I have a confession: I actually like fake Arabic food–the watered-down, whitewashed stuff you find in the US. I know I’m not supposed to, as someone who has experienced the “real thing” on a semi-regular basis. I know I’m supposed to go to dinners here in Lebanon and lament how hard it is to find decent food like that in America and how the stuff there is a sorely lacking substitute.
But alas, I think food truck falafel is pretty good. I can enjoy an embarrassingly generic “Mediterranean pita wrap” as long as it has enough garlic. I even eat that prepackaged Whole Foods “white people hummus”–with it’s lack of tahini and blasphemous infusions of jalepenos or mango-pineapple mix–without the constant feeling that something is missing.
It’s not that I don’t really like the stuff here too (I think NYC could seriously use some manaeesh and laham b’agine, by the way). And it’s not like I can’t tell the difference: I can intellectually identify which is more “authentic” or higher quality, even if my personal tastes are less discriminating.
But when it comes to evoking nostalgia or the “taste of home” (like I hear my parents and other expats talk about here) I might get just as far with the garlic-doused “taouk chicken nuggets” from the Lebanese fast food place in Cary, North Carolina.
Maybe I just have a proclivity for badly-done imitation-Arabic things. Like how even though I’m the worst Arabic speaker in my family, I’m the best at understanding the horribly-accented Arabic of American reporters (e.g. remember when Anderson Cooper was squeezing and shouting through Arab Spring riots?).

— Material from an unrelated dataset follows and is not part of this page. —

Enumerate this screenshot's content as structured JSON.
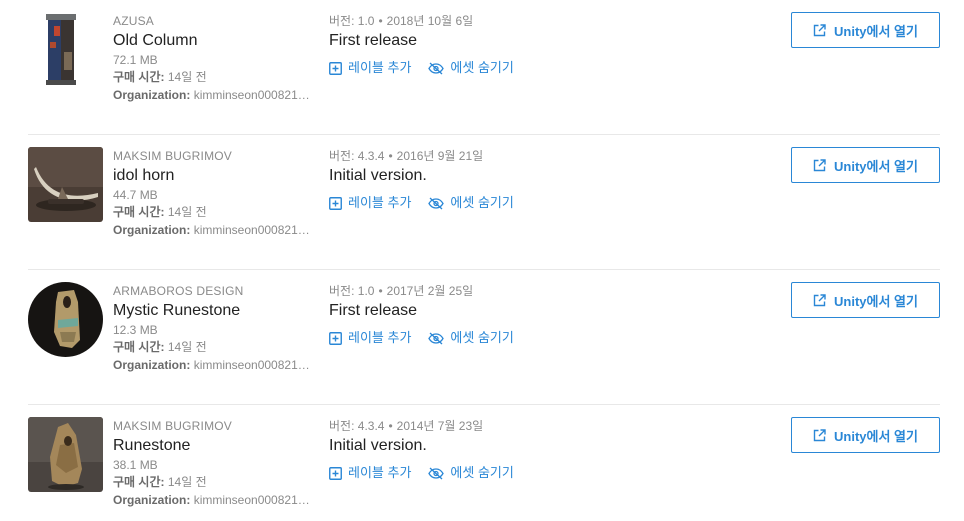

But I also wonder whether “authenticity” can be relative. While that under-spiced falafel might do a pretty bad job of authentically representing one person’s home, culture, and history, maybe it authentically represents another’s. Which is real too. Or at least it tastes that way to me . . .